(Collection entries)
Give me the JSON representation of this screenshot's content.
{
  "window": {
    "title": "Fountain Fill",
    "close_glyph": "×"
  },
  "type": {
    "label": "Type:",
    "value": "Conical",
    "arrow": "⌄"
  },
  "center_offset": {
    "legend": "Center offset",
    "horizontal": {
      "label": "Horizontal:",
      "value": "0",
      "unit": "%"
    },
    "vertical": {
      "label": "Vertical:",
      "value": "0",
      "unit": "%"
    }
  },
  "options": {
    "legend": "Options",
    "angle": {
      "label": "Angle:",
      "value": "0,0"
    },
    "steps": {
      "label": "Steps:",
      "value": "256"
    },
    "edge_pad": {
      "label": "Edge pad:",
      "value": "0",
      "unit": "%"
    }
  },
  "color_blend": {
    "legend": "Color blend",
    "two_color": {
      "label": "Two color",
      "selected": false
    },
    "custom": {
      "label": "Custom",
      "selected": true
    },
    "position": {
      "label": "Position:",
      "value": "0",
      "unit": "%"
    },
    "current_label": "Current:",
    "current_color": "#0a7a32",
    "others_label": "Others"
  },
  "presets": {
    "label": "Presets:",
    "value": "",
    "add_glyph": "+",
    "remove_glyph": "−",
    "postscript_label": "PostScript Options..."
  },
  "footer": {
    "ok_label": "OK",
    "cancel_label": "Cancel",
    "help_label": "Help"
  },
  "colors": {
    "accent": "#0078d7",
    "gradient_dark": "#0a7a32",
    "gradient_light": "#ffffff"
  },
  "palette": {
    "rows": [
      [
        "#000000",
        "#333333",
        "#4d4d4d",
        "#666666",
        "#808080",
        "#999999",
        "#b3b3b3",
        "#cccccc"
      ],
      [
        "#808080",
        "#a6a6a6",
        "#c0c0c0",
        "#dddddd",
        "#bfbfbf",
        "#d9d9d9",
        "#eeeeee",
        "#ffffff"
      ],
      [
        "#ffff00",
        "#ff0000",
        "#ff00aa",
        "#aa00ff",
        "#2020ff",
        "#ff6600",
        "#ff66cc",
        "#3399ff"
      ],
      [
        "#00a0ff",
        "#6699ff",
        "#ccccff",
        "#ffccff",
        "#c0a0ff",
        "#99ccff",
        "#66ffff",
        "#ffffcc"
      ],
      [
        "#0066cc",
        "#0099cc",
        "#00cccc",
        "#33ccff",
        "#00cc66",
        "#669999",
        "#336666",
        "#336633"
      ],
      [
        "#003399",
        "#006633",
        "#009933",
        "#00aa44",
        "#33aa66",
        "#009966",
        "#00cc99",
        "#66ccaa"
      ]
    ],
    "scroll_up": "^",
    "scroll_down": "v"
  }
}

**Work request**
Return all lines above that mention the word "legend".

**Your solution**
    "legend": "Center offset",
    "legend": "Options",
    "legend": "Color blend",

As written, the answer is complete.